This video shows you how to do it http://www.youtube.com/watch?v=60M1eSDXdJY , but I also find that hydrangeas will develop roots in a vase of water at this time of year, then you can pot them up and they'll grow on quite happily if you keep them in a cool and sheltered place.
Verdun wrote (see)
Morning Maxine Not water for me. Never valued that treatment. ...........
Not water for me. Never valued that treatment.
It's not something I've done intentionally Verdun, but when Nature does a bit of propagation for you it'd be rude to ignore it
Everyone keeps says how easy it is to take cuttings and I'm going to try lavender ones, is it really that easy?
Course it is OL.....
Some things are easier than others - you only have to stick 'em into any old soil and pot and they'll root - like Buddleias. I do the same with Verb. bonariensis - I damaged a few when transplanting them a while ago - I just trimmed back the broken pieces (as Verd describes above) and stuck them in little pots of gritty compost out of the direct sun. They're needing potted on now. Nice gritty medium for Lavender - it's a while since I've had lavender, but I don't think you'd use the poly bags - someone will correct me if that's wrong though. Cut below a joint and trim most of the foliage away to leave just a bit at the top. You can put quite a lot round the edge of a pot and they should root pretty quickly at this time of year. Just keep them in a sheltered spot, not too hot and sunny, and don't let them get dried out completely. Pot them up individually once they've got new growth. Apologies if I've missed anything obvious.
All my cuttings seem to fail to be honest.
Thinking back years ago when I was starting out, I think my main problem with cuttings was to take them too soft. I find cutting are more doable when they have a bit of substance about them ie semi-ripe. Then it is getting the balance between coolness and dampness. Always use some sharp sand in your compost or perlite/vermiculite to give a well drained medium, then sit them in a warm shady spot, making sure they are kept dampish. If you want one cutting, take half a dozen. I have found no great difference between clay and plastic pots and using/not using hormone rooting powder. The more cuttings you take, the more successful you will be. Practise makes perfect !

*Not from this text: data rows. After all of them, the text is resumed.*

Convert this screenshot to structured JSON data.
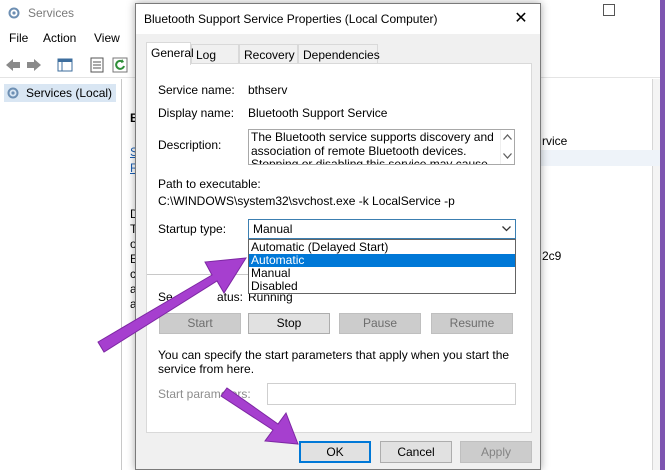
{
  "background_window": {
    "title": "Services",
    "menu": [
      "File",
      "Action",
      "View"
    ],
    "tree_root": "Services (Local)",
    "peek_texts": {
      "heading_b": "B",
      "rvice": "rvice",
      "c9": "2c9",
      "links": [
        "S",
        "R"
      ],
      "letters": [
        "D",
        "T",
        "o",
        "E",
        "c",
        "a",
        "a"
      ]
    }
  },
  "dialog": {
    "title": "Bluetooth Support Service Properties (Local Computer)",
    "close_glyph": "✕",
    "tabs": [
      "General",
      "Log On",
      "Recovery",
      "Dependencies"
    ],
    "active_tab": "General",
    "fields": {
      "service_name_label": "Service name:",
      "service_name_value": "bthserv",
      "display_name_label": "Display name:",
      "display_name_value": "Bluetooth Support Service",
      "description_label": "Description:",
      "description_value": "The Bluetooth service supports discovery and association of remote Bluetooth devices.  Stopping or disabling this service may cause already installed",
      "path_label": "Path to executable:",
      "path_value": "C:\\WINDOWS\\system32\\svchost.exe -k LocalService -p",
      "startup_type_label": "Startup type:",
      "startup_type_value": "Manual",
      "startup_options": [
        "Automatic (Delayed Start)",
        "Automatic",
        "Manual",
        "Disabled"
      ],
      "startup_highlighted": "Automatic",
      "service_status_label_partial": "Se",
      "service_status_label_tail": "atus:",
      "service_status_value": "Running"
    },
    "service_buttons": {
      "start": "Start",
      "stop": "Stop",
      "pause": "Pause",
      "resume": "Resume"
    },
    "params_hint": "You can specify the start parameters that apply when you start the service from here.",
    "params_label": "Start parameters:",
    "params_value": "",
    "footer_buttons": {
      "ok": "OK",
      "cancel": "Cancel",
      "apply": "Apply"
    }
  },
  "colors": {
    "accent_blue": "#0078d7",
    "annotation_arrow": "#a63fcf",
    "dialog_bg": "#f0f0f0"
  }
}
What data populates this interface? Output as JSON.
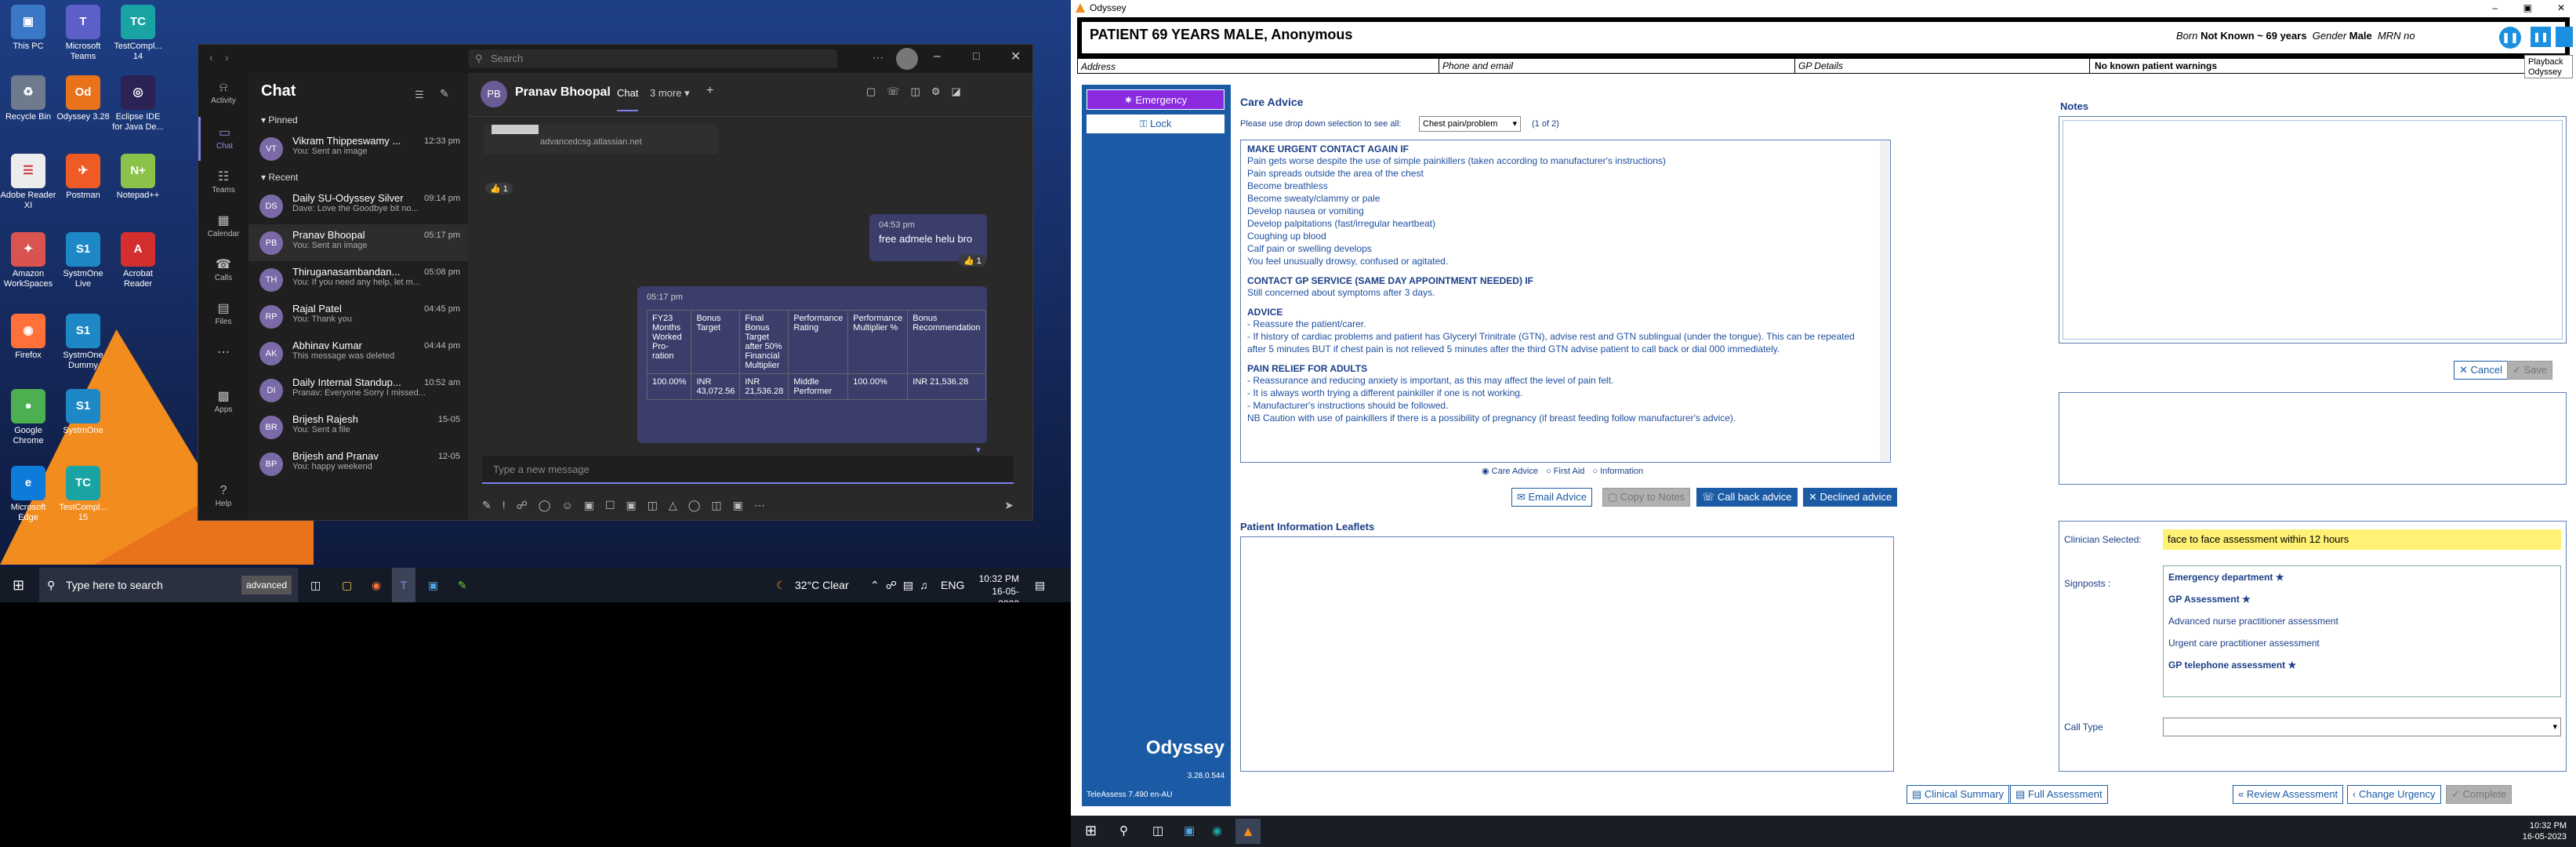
{
  "desktop": {
    "icons": [
      {
        "label": "This PC",
        "color": "#3a78c5",
        "glyph": "▣"
      },
      {
        "label": "Microsoft Teams",
        "color": "#5b5fc7",
        "glyph": "T"
      },
      {
        "label": "TestCompl... 14",
        "color": "#1aa3a3",
        "glyph": "TC"
      },
      {
        "label": "Recycle Bin",
        "color": "#6d7b8d",
        "glyph": "♻"
      },
      {
        "label": "Odyssey 3.28",
        "color": "#e8731a",
        "glyph": "Od"
      },
      {
        "label": "Eclipse IDE for Java De...",
        "color": "#2c2255",
        "glyph": "◎"
      },
      {
        "label": "Adobe Reader XI",
        "color": "#ececec",
        "glyph": "☰"
      },
      {
        "label": "Postman",
        "color": "#ef5b25",
        "glyph": "✈"
      },
      {
        "label": "Notepad++",
        "color": "#8bc34a",
        "glyph": "N+"
      },
      {
        "label": "Amazon WorkSpaces",
        "color": "#d9534f",
        "glyph": "✦"
      },
      {
        "label": "SystmOne Live",
        "color": "#1e88c7",
        "glyph": "S1"
      },
      {
        "label": "Acrobat Reader",
        "color": "#d32f2f",
        "glyph": "A"
      },
      {
        "label": "Firefox",
        "color": "#ff7139",
        "glyph": "◉"
      },
      {
        "label": "SystmOne Dummy",
        "color": "#1e88c7",
        "glyph": "S1"
      },
      {
        "label": "Google Chrome",
        "color": "#4caf50",
        "glyph": "●"
      },
      {
        "label": "SystmOne",
        "color": "#1e88c7",
        "glyph": "S1"
      },
      {
        "label": "Microsoft Edge",
        "color": "#0f7bd8",
        "glyph": "e"
      },
      {
        "label": "TestCompl... 15",
        "color": "#1aa3a3",
        "glyph": "TC"
      }
    ]
  },
  "teams": {
    "search_placeholder": "Search",
    "rail": [
      {
        "label": "Activity",
        "icon": "bell-icon",
        "glyph": "⍾"
      },
      {
        "label": "Chat",
        "icon": "chat-icon",
        "glyph": "▭"
      },
      {
        "label": "Teams",
        "icon": "teams-icon",
        "glyph": "☷"
      },
      {
        "label": "Calendar",
        "icon": "calendar-icon",
        "glyph": "▦"
      },
      {
        "label": "Calls",
        "icon": "phone-icon",
        "glyph": "☎"
      },
      {
        "label": "Files",
        "icon": "file-icon",
        "glyph": "▤"
      },
      {
        "label": "",
        "icon": "more-icon",
        "glyph": "⋯"
      },
      {
        "label": "Apps",
        "icon": "apps-icon",
        "glyph": "▩"
      }
    ],
    "rail_help": "Help",
    "list_title": "Chat",
    "pinned_label": "Pinned",
    "recent_label": "Recent",
    "pinned": [
      {
        "name": "Vikram Thippeswamy ...",
        "preview": "You: Sent an image",
        "time": "12:33 pm",
        "initials": "VT"
      }
    ],
    "recent": [
      {
        "name": "Daily SU-Odyssey Silver",
        "preview": "Dave: Love the Goodbye bit no...",
        "time": "09:14 pm",
        "initials": "DS"
      },
      {
        "name": "Pranav Bhoopal",
        "preview": "You: Sent an image",
        "time": "05:17 pm",
        "initials": "PB"
      },
      {
        "name": "Thiruganasambandan...",
        "preview": "You: If you need any help, let m...",
        "time": "05:08 pm",
        "initials": "TH"
      },
      {
        "name": "Rajal Patel",
        "preview": "You: Thank you",
        "time": "04:45 pm",
        "initials": "RP"
      },
      {
        "name": "Abhinav Kumar",
        "preview": "This message was deleted",
        "time": "04:44 pm",
        "initials": "AK"
      },
      {
        "name": "Daily Internal Standup...",
        "preview": "Pranav: Everyone Sorry I missed...",
        "time": "10:52 am",
        "initials": "DI"
      },
      {
        "name": "Brijesh Rajesh",
        "preview": "You: Sent a file",
        "time": "15-05",
        "initials": "BR"
      },
      {
        "name": "Brijesh and Pranav",
        "preview": "You: happy weekend",
        "time": "12-05",
        "initials": "BP"
      }
    ],
    "conv_initials": "PB",
    "conv_name": "Pranav Bhoopal",
    "conv_tab": "Chat",
    "conv_more": "3 more",
    "link_text": "advancedcsg.atlassian.net",
    "reaction1": "👍 1",
    "msg1_time": "04:53 pm",
    "msg1_text": "free admele helu bro",
    "reaction2": "👍 1",
    "msg2_time": "05:17 pm",
    "table_headers": [
      "FY23 Months Worked Pro-ration",
      "Bonus Target",
      "Final Bonus Target after 50% Financial Multiplier",
      "Performance Rating",
      "Performance Multiplier %",
      "Bonus Recommendation"
    ],
    "table_row": [
      "100.00%",
      "INR 43,072.56",
      "INR 21,536.28",
      "Middle Performer",
      "100.00%",
      "INR 21,536.28"
    ],
    "compose_placeholder": "Type a new message"
  },
  "taskbar": {
    "search_placeholder": "Type here to search",
    "search_badge": "advanced",
    "weather": "32°C  Clear",
    "lang": "ENG",
    "time": "10:32 PM",
    "date": "16-05-2023"
  },
  "odyssey": {
    "window_title": "Odyssey",
    "patient_title": "PATIENT 69 YEARS MALE, Anonymous",
    "born_label": "Born",
    "born_value": "Not Known ~ 69 years",
    "gender_label": "Gender",
    "gender_value": "Male",
    "mrn_label": "MRN no",
    "tooltip_line1": "Playback",
    "tooltip_line2": "Odyssey",
    "address_label": "Address",
    "phone_label": "Phone and email",
    "gp_label": "GP Details",
    "warnings": "No known patient warnings",
    "emergency_label": "Emergency",
    "lock_label": "Lock",
    "brand": "Odyssey",
    "version": "3.28.0.544",
    "teleassess": "TeleAssess 7.490 en-AU",
    "care_title": "Care Advice",
    "dropdown_prompt": "Please use drop down selection to see all:",
    "dropdown_value": "Chest pain/problem",
    "page_of": "(1 of 2)",
    "care_sections": [
      {
        "heading": "MAKE URGENT CONTACT AGAIN IF",
        "lines": [
          "Pain gets worse despite the use of simple painkillers (taken according to manufacturer's instructions)",
          "Pain spreads outside the area of the chest",
          "Become breathless",
          "Become sweaty/clammy or pale",
          "Develop nausea or vomiting",
          "Develop palpitations (fast/irregular heartbeat)",
          "Coughing up blood",
          "Calf pain or swelling develops",
          "You feel unusually drowsy, confused or agitated."
        ]
      },
      {
        "heading": "CONTACT GP SERVICE (SAME DAY APPOINTMENT NEEDED) IF",
        "lines": [
          "Still concerned about symptoms after 3 days."
        ]
      },
      {
        "heading": "ADVICE",
        "lines": [
          "- Reassure the patient/carer.",
          "- If history of cardiac problems and patient has Glyceryl Trinitrate (GTN), advise rest and GTN sublingual (under the tongue). This can be repeated after 5 minutes BUT if chest pain is not relieved 5 minutes after the third GTN advise patient to call back or dial 000 immediately."
        ]
      },
      {
        "heading": "PAIN RELIEF FOR ADULTS",
        "lines": [
          "- Reassurance and reducing anxiety is important, as this may affect the level of pain felt.",
          "- It is always worth trying a different painkiller if one is not working.",
          "- Manufacturer's instructions should be followed.",
          "NB Caution with use of painkillers if there is a possibility of pregnancy (if breast feeding follow manufacturer's advice)."
        ]
      }
    ],
    "radios": [
      "Care Advice",
      "First Aid",
      "Information"
    ],
    "btn_email": "Email Advice",
    "btn_copy": "Copy to Notes",
    "btn_callback": "Call back advice",
    "btn_declined": "Declined advice",
    "notes_title": "Notes",
    "btn_cancel": "Cancel",
    "btn_save": "Save",
    "pil_title": "Patient Information Leaflets",
    "clinician_label": "Clinician Selected:",
    "clinician_value": "face to face assessment within 12 hours",
    "signposts_label": "Signposts :",
    "signposts": [
      {
        "text": "Emergency department",
        "starred": true
      },
      {
        "text": "GP Assessment",
        "starred": true
      },
      {
        "text": "Advanced nurse practitioner assessment",
        "starred": false
      },
      {
        "text": "Urgent care practitioner assessment",
        "starred": false
      },
      {
        "text": "GP telephone assessment",
        "starred": true
      }
    ],
    "calltype_label": "Call Type",
    "btn_clinical": "Clinical Summary",
    "btn_full": "Full Assessment",
    "btn_review": "Review Assessment",
    "btn_urgency": "Change Urgency",
    "btn_complete": "Complete",
    "tb_time": "10:32 PM",
    "tb_date": "16-05-2023"
  },
  "colors": {
    "accent": "#1b5ba6",
    "emergency": "#8a2be2",
    "clinician_highlight": "#fff176",
    "teams_accent": "#7b83eb"
  }
}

Hi Maxine, Ive never taken cuttings before but I did take three penstemon cuttings this year and two have taken and have now been potted on. I actually used some alpine soil that I had which is of course very light and it worked a treat.